Congressional leaders such as Senate Majority Whip Dick Durbin have busy campaign schedules ahead and will end up logging thousands of miles to stump for their fellow lawmakers before Election Day.
Senate Majority Whip Dick Durbin's trip to Wisconsin earlier this week demonstrated why Congressional leaders are top campaigners in October. The Illinois Senator's visit prompted a Green Bay television station to air a segment on Democratic politics the Monday after a Packers game.
At a Democratic office in Appleton, Durbin told volunteers and reporters that electing Senate candidate Rep. Tammy Baldwin is crucial to maintaining the party's Senate majority. The local NBC affiliate dubbed its leading news story "Another Big-Name Politician Comes to Wisconsin."
Durbin spent two days in the Badger State, one of more than a half-dozen states he plans to visit in the coming weeks.
The No. 2 Senate Democrat is not alone in his efforts. House and Senate leaders are among the most versatile and tenacious campaigners in both parties, planning to log hundreds of hours and thousands of miles this fall to help their colleagues and bolster the strength of their caucuses. They are utility infielders - players who can come into the game at any position to help the team - and power sluggers whose political value soars above that of rank-and-file Members.
A Roll Call survey of leadership offices reveals busy campaign schedules for every top-ranking Member, including Senate Majority Leader Harry Reid (D-Nev.)and Speaker John Boehner.
Boehner has already been to Oklahoma, Texas, Illinois, South Carolina, Pennsylvania and Florida, with an East Coast swing through New York up next. The Ohio Republican's focus has been on "orphan races" in states that lack a high-profile contest at the top of the ticket, or in which those ballot-topping races are less competitive for Republicans. On his last barnstorming tour, Boehner raised $4 million during the 23 days leading up to August's Republican National Convention.
Reid has space on his schedule for a few out-of-state fundraisers but plans to spend plenty of time in Nevada, where he has been trying to help Rep. Shelley Berkley unseat GOP Sen. Dean Heller. With early voting starting Oct. 20, Reid plans to attend get-out-the-vote rallies.

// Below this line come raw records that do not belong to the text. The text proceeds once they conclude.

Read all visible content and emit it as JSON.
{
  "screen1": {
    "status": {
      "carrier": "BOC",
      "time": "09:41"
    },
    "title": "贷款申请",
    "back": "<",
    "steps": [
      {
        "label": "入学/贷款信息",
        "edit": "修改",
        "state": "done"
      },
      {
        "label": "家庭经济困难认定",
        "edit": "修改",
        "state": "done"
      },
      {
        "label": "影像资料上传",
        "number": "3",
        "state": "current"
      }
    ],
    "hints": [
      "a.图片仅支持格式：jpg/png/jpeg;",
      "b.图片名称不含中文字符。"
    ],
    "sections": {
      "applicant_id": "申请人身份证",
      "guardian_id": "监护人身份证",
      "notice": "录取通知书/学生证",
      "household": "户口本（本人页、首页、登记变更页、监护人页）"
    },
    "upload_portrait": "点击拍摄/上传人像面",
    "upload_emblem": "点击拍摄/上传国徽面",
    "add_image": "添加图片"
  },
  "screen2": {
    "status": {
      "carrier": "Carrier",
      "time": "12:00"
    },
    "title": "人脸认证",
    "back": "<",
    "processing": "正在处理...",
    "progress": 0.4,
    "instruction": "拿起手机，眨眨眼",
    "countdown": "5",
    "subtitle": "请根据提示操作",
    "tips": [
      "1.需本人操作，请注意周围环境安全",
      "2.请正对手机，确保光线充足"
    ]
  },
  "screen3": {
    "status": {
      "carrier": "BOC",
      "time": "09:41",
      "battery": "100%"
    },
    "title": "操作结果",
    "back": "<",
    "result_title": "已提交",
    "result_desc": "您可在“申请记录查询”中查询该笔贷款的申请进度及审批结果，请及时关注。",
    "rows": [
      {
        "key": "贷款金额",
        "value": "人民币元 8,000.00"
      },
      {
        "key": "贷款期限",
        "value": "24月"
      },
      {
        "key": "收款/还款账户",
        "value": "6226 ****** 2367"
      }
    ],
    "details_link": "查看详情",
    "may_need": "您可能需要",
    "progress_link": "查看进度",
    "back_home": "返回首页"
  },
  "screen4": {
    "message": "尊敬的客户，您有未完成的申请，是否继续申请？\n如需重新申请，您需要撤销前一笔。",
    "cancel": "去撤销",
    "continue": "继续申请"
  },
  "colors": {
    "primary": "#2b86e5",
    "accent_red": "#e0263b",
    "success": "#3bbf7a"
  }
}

House Minority Leader Nancy Pelosi (D-Calif.) - one of the party's most successful campaigners - has 65 fundraising and campaign events planned in eight states and in Washington, D.C., during the next five weeks. In September, she attended 77 events in five states after an August in which she helped raise $6.8 million of the Democratic Congressional Campaign Committee's $11.6 million in contributions. September fundraising totals are not yet available for any of the leaders.
Rep. Elijah Cummings, D-Md., right, hugs Harold Schaitberger, General President of the International Association of Fire Fighters, after the Congressman spoke at the IAFF's Legislative Conference General Session at the Hyatt Regency on Capitol Hill, March 9, 2015. The day featured addresses by members of Congress and Vice President Joe Biden.